Thursday, September 10, 2009

Death left for good by the last train

Death left for good by the last train,
and my grandmother stood waving to it.
Not in farewell, but frantically,
to stop it and get aboard. She would have run,
if she could. But now she will only get better
and better in not being able to run,
she will build it up like a storied cake
that endlessly climbs the skies of her
storied past. But no death will be the cherry
on top. For death left for good
by the last train.

I was just beginning to get used to death,
when it chose to leave for good
by the last train. Its scent,
that once spread as strong
as the slapping grin of a jasmined head
in a sweaty bus, ceased to be. Forgive me,
but it had nothing to do with the fragrance
of hospital corridors; the scent of fear.
Death smelled of a million things.
Of coffee from a half-drunk cup, the soap
that smoothed out the fall in the bathroom,
the old starch of the saree that strangled,
the car perfume fighting the blood stench
on the steering wheel, etc.

But mostly death was sound for me. It took
voices away.Many dear ones I mourn,
I have forgotten how they sounded.
I hear them in my own voice now,
as if reading them from a book;
they have been muted out.
But now voices will stay and sing
and speak and curse forever,
at once, or taking turns, or muffling each other,
but forever.
They will also mourn the only thing
to be mourned: that death left for good
by the last train.

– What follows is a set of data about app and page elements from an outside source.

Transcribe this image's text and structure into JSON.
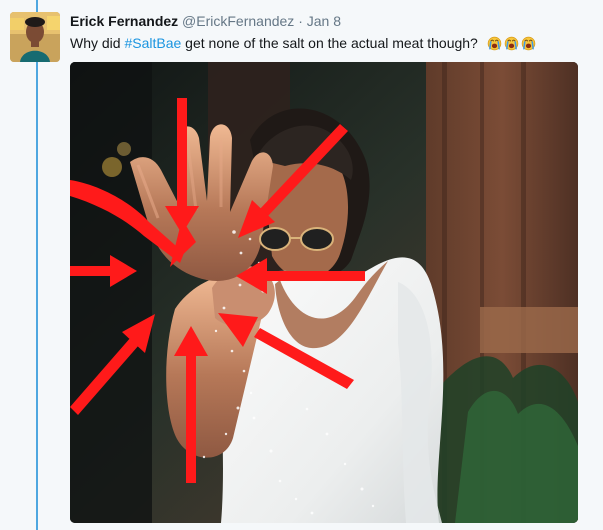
{
  "tweet": {
    "author": {
      "name": "Erick Fernandez",
      "handle": "@ErickFernandez",
      "dot": "·",
      "date": "Jan 8"
    },
    "text_before": "Why did ",
    "hashtag": "#SaltBae",
    "text_after": " get none of the salt on the actual meat though?",
    "emoji": [
      "crying-face",
      "crying-face",
      "crying-face"
    ],
    "media": {
      "description_icon": "salt-bae-photo-with-red-arrows",
      "arrow_color": "#ff1a1a",
      "shirt_color": "#ffffff"
    }
  },
  "colors": {
    "thread_line": "#4fa7e0",
    "hashtag": "#1b95e0",
    "secondary_text": "#657786"
  }
}
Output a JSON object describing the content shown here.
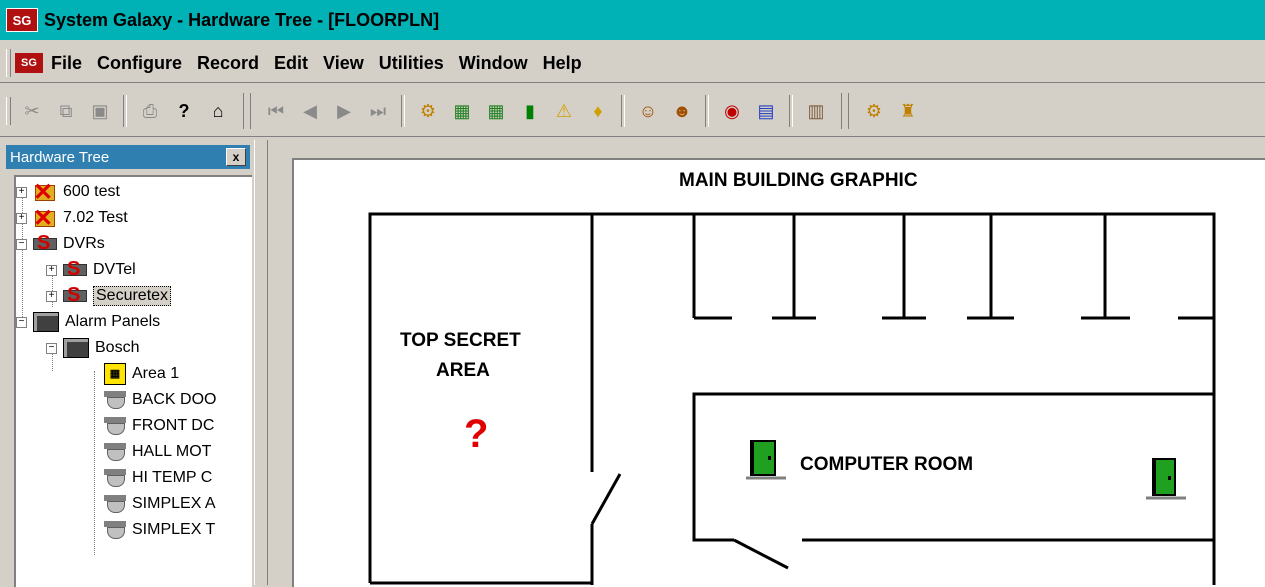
{
  "window": {
    "title": "System Galaxy - Hardware Tree - [FLOORPLN]",
    "app_icon_text": "SG"
  },
  "menu": {
    "icon_text": "SG",
    "items": [
      "File",
      "Configure",
      "Record",
      "Edit",
      "View",
      "Utilities",
      "Window",
      "Help"
    ]
  },
  "toolbar": {
    "groups": [
      [
        "cut-icon",
        "copy-icon",
        "paste-icon"
      ],
      [
        "print-icon",
        "help-icon",
        "clipboard-icon"
      ],
      [
        "first-record-icon",
        "prev-record-icon",
        "next-record-icon",
        "last-record-icon"
      ],
      [
        "hardware-tree-icon",
        "controller-icon",
        "controller2-icon",
        "door-icon",
        "alarm-icon",
        "idea-icon"
      ],
      [
        "user-icon",
        "users-icon"
      ],
      [
        "clock-icon",
        "grid-icon"
      ],
      [
        "floorplan-icon"
      ],
      [
        "network-icon",
        "system-icon"
      ]
    ]
  },
  "hardware_tree": {
    "title": "Hardware Tree",
    "close": "x",
    "items": [
      {
        "label": "600 test",
        "icon": "error-x-icon",
        "level": 0,
        "expander": "+"
      },
      {
        "label": "7.02 Test",
        "icon": "error-x-icon",
        "level": 0,
        "expander": "+"
      },
      {
        "label": "DVRs",
        "icon": "dvr-icon",
        "level": 0,
        "expander": "−"
      },
      {
        "label": "DVTel",
        "icon": "dvr-icon",
        "level": 1,
        "expander": "+"
      },
      {
        "label": "Securetex",
        "icon": "dvr-icon",
        "level": 1,
        "expander": "+",
        "selected": true
      },
      {
        "label": "Alarm Panels",
        "icon": "alarm-panel-icon",
        "level": 0,
        "expander": "−"
      },
      {
        "label": "Bosch",
        "icon": "alarm-panel-icon",
        "level": 1,
        "expander": "−"
      },
      {
        "label": "Area 1",
        "icon": "area-icon",
        "level": 2
      },
      {
        "label": "BACK DOO",
        "icon": "detector-icon",
        "level": 2
      },
      {
        "label": "FRONT DC",
        "icon": "detector-icon",
        "level": 2
      },
      {
        "label": "HALL MOT",
        "icon": "detector-icon",
        "level": 2
      },
      {
        "label": "HI TEMP C",
        "icon": "detector-icon",
        "level": 2
      },
      {
        "label": "SIMPLEX A",
        "icon": "detector-icon",
        "level": 2
      },
      {
        "label": "SIMPLEX T",
        "icon": "detector-icon",
        "level": 2
      }
    ]
  },
  "floorplan": {
    "title": "MAIN BUILDING GRAPHIC",
    "top_secret_line1": "TOP SECRET",
    "top_secret_line2": "AREA",
    "question_mark": "?",
    "computer_room": "COMPUTER ROOM"
  }
}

carp said...

'But mostly death was sound for me. It took/
voices away."

Aspects of your poem are beautiful.

Some of us speak in cliches. Some of us love. said...

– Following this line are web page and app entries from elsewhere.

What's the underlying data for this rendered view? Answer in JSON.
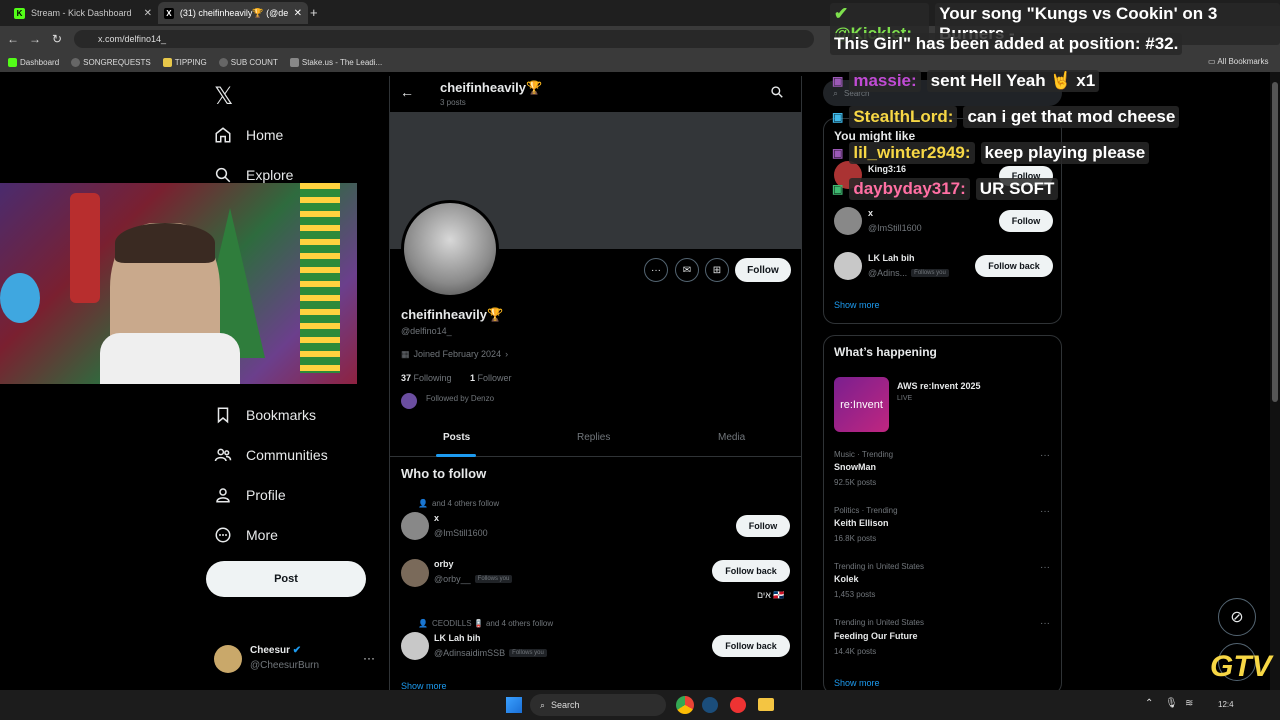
{
  "browser": {
    "tabs": [
      {
        "title": "Stream - Kick Dashboard"
      },
      {
        "title": "(31) cheifinheavily🏆 (@delfin"
      }
    ],
    "url": "x.com/delfino14_",
    "bookmarks": [
      "Dashboard",
      "SONGREQUESTS",
      "TIPPING",
      "SUB COUNT",
      "Stake.us - The Leadi..."
    ],
    "all_bookmarks": "All Bookmarks"
  },
  "nav": {
    "logo": "𝕏",
    "items": [
      "Home",
      "Explore",
      "Bookmarks",
      "Communities",
      "Profile",
      "More"
    ],
    "post": "Post",
    "account": {
      "name": "Cheesur",
      "handle": "@CheesurBurn"
    }
  },
  "profile": {
    "header_name": "cheifinheavily🏆",
    "header_posts": "3 posts",
    "name": "cheifinheavily🏆",
    "handle": "@delfino14_",
    "joined": "Joined February 2024",
    "following_count": "37",
    "following_label": "Following",
    "followers_count": "1",
    "followers_label": "Follower",
    "followed_by": "Followed by Denzo",
    "follow_btn": "Follow",
    "tabs": [
      "Posts",
      "Replies",
      "Media"
    ]
  },
  "who_to_follow": {
    "title": "Who to follow",
    "items": [
      {
        "context": "and 4 others follow",
        "name": "x",
        "handle": "@ImStill1600",
        "tag": "",
        "btn": "Follow"
      },
      {
        "context": "",
        "name": "orby",
        "handle": "@orby__",
        "tag": "Follows you",
        "btn": "Follow back",
        "bio": "אים 🇩🇴"
      },
      {
        "context": "CEODILLS 🪫 and 4 others follow",
        "name": "LK Lah bih",
        "handle": "@AdinsaidimSSB",
        "tag": "Follows you",
        "btn": "Follow back"
      }
    ],
    "show_more": "Show more"
  },
  "right": {
    "search": "Search",
    "you_might_like": "You might like",
    "suggestions": [
      {
        "name": "King3:16",
        "handle": "",
        "tag": "",
        "btn": "Follow"
      },
      {
        "name": "x",
        "handle": "@ImStill1600",
        "tag": "",
        "btn": "Follow"
      },
      {
        "name": "LK Lah bih",
        "handle": "@Adins...",
        "tag": "Follows you",
        "btn": "Follow back"
      }
    ],
    "show_more": "Show more",
    "happening_title": "What’s happening",
    "event": {
      "title": "AWS re:Invent 2025",
      "status": "LIVE",
      "thumb": "re:Invent"
    },
    "trends": [
      {
        "context": "Music · Trending",
        "name": "SnowMan",
        "posts": "92.5K posts"
      },
      {
        "context": "Politics · Trending",
        "name": "Keith Ellison",
        "posts": "16.8K posts"
      },
      {
        "context": "Trending in United States",
        "name": "Kolek",
        "posts": "1,453 posts"
      },
      {
        "context": "Trending in United States",
        "name": "Feeding Our Future",
        "posts": "14.4K posts"
      }
    ],
    "show_more2": "Show more"
  },
  "chat": [
    {
      "name": "@Kicklet:",
      "msg": "Your song \"Kungs vs Cookin' on 3 Burners -",
      "color": "#7ee04d"
    },
    {
      "name": "",
      "msg": "This Girl\" has been added at position: #32.",
      "color": "#ffffff"
    },
    {
      "name": "massie:",
      "msg": "sent Hell Yeah 🤘 x1",
      "color": "#c04bd4"
    },
    {
      "name": "StealthLord:",
      "msg": "can i get that mod cheese",
      "color": "#f7d745"
    },
    {
      "name": "lil_winter2949:",
      "msg": "keep playing please",
      "color": "#f7d745"
    },
    {
      "name": "daybyday317:",
      "msg": "UR SOFT",
      "color": "#ff6fa3"
    }
  ],
  "taskbar": {
    "search": "Search",
    "time": "12:4"
  },
  "colors": {
    "accent": "#1d9bf0",
    "background": "#000000",
    "border": "#2f3336",
    "muted": "#71767b"
  }
}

Thanks, I know it is rough. The problem with blogging and premature sharing. Thanks for visiting and leaving a comment. It is also good to now have another blog to read!